Records from a data source
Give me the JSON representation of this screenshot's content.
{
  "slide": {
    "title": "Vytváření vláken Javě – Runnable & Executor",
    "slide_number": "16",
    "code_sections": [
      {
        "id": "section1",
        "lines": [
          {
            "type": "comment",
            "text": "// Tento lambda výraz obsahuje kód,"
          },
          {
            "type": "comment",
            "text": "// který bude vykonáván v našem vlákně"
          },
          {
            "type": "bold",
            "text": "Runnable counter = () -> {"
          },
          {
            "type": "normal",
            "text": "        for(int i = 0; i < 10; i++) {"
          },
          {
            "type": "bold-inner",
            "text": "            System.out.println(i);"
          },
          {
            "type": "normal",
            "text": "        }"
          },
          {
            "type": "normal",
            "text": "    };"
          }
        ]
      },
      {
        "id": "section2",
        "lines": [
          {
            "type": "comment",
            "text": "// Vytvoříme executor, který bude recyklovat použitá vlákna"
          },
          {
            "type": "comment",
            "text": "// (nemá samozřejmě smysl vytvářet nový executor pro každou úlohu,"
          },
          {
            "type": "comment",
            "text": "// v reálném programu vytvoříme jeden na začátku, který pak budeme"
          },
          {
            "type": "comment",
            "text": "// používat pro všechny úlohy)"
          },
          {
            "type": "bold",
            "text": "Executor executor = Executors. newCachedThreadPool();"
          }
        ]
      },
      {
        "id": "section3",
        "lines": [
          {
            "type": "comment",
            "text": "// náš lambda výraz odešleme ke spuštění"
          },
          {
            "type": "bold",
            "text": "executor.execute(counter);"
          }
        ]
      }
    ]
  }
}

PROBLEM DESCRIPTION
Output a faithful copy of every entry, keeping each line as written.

RESULT OF THE EXERCISE
Give me the JSON representation of this screenshot's content.
{
  "slide": {
    "title": "Vytváření vláken Javě – Runnable & Executor",
    "slide_number": "16",
    "code_sections": [
      {
        "id": "section1",
        "lines": [
          {
            "type": "comment",
            "text": "// Tento lambda výraz obsahuje kód,"
          },
          {
            "type": "comment",
            "text": "// který bude vykonáván v našem vlákně"
          },
          {
            "type": "bold",
            "text": "Runnable counter = () -> {"
          },
          {
            "type": "normal",
            "text": "        for(int i = 0; i < 10; i++) {"
          },
          {
            "type": "bold-inner",
            "text": "            System.out.println(i);"
          },
          {
            "type": "normal",
            "text": "        }"
          },
          {
            "type": "normal",
            "text": "    };"
          }
        ]
      },
      {
        "id": "section2",
        "lines": [
          {
            "type": "comment",
            "text": "// Vytvoříme executor, který bude recyklovat použitá vlákna"
          },
          {
            "type": "comment",
            "text": "// (nemá samozřejmě smysl vytvářet nový executor pro každou úlohu,"
          },
          {
            "type": "comment",
            "text": "// v reálném programu vytvoříme jeden na začátku, který pak budeme"
          },
          {
            "type": "comment",
            "text": "// používat pro všechny úlohy)"
          },
          {
            "type": "bold",
            "text": "Executor executor = Executors. newCachedThreadPool();"
          }
        ]
      },
      {
        "id": "section3",
        "lines": [
          {
            "type": "comment",
            "text": "// náš lambda výraz odešleme ke spuštění"
          },
          {
            "type": "bold",
            "text": "executor.execute(counter);"
          }
        ]
      }
    ]
  }
}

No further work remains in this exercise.